→ **To do**:
Among the entries below, how many lines include "value"? Answer with the number only.
Top of Data
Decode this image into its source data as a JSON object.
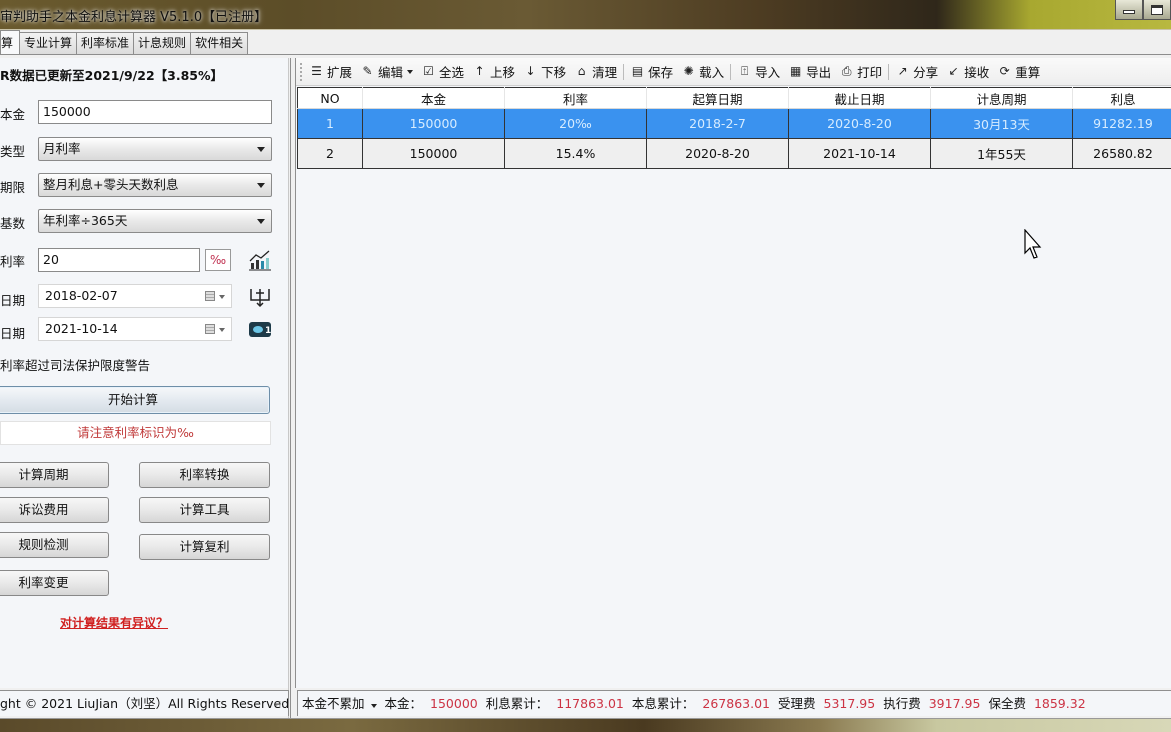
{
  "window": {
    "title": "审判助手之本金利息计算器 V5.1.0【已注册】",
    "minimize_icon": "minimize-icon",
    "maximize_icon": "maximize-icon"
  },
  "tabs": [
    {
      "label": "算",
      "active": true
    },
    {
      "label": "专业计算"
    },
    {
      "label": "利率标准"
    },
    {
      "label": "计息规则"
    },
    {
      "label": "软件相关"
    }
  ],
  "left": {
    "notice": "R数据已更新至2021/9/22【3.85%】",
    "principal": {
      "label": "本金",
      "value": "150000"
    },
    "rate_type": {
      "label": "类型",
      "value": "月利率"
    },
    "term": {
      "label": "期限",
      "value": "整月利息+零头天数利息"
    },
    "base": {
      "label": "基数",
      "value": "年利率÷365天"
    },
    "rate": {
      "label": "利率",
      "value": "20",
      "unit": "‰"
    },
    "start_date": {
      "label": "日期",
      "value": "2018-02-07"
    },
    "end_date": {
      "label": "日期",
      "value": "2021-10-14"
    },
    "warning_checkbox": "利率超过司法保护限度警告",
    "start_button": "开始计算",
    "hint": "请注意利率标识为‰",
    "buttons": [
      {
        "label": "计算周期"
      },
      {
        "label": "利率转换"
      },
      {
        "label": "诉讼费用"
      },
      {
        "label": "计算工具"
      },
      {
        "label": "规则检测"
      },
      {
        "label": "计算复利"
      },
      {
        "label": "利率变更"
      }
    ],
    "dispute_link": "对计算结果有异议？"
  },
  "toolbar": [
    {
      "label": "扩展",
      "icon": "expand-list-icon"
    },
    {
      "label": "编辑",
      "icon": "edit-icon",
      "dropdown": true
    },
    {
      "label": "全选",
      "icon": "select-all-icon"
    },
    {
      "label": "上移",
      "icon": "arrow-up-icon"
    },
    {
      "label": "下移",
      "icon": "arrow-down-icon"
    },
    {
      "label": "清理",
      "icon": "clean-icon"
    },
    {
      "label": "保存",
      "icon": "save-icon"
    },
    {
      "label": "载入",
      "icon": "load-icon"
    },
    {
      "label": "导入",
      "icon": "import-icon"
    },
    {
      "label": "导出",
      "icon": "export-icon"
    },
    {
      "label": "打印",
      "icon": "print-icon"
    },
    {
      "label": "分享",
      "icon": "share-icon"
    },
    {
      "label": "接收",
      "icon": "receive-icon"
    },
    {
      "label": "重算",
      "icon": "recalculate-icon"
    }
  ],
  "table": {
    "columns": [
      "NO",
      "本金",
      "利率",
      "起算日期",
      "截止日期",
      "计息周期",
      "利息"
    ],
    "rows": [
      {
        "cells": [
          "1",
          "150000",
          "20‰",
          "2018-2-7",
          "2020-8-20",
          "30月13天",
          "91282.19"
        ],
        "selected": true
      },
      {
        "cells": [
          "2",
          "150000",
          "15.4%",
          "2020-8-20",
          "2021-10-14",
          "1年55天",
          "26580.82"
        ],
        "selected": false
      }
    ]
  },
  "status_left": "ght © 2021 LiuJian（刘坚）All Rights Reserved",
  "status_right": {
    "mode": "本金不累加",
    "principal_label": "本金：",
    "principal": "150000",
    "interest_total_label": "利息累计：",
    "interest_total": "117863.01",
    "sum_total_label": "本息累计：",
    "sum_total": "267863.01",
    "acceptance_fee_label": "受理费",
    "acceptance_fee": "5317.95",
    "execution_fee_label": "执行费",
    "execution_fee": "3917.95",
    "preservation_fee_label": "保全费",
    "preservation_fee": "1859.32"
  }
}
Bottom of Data
→ **Completed exercise**:
7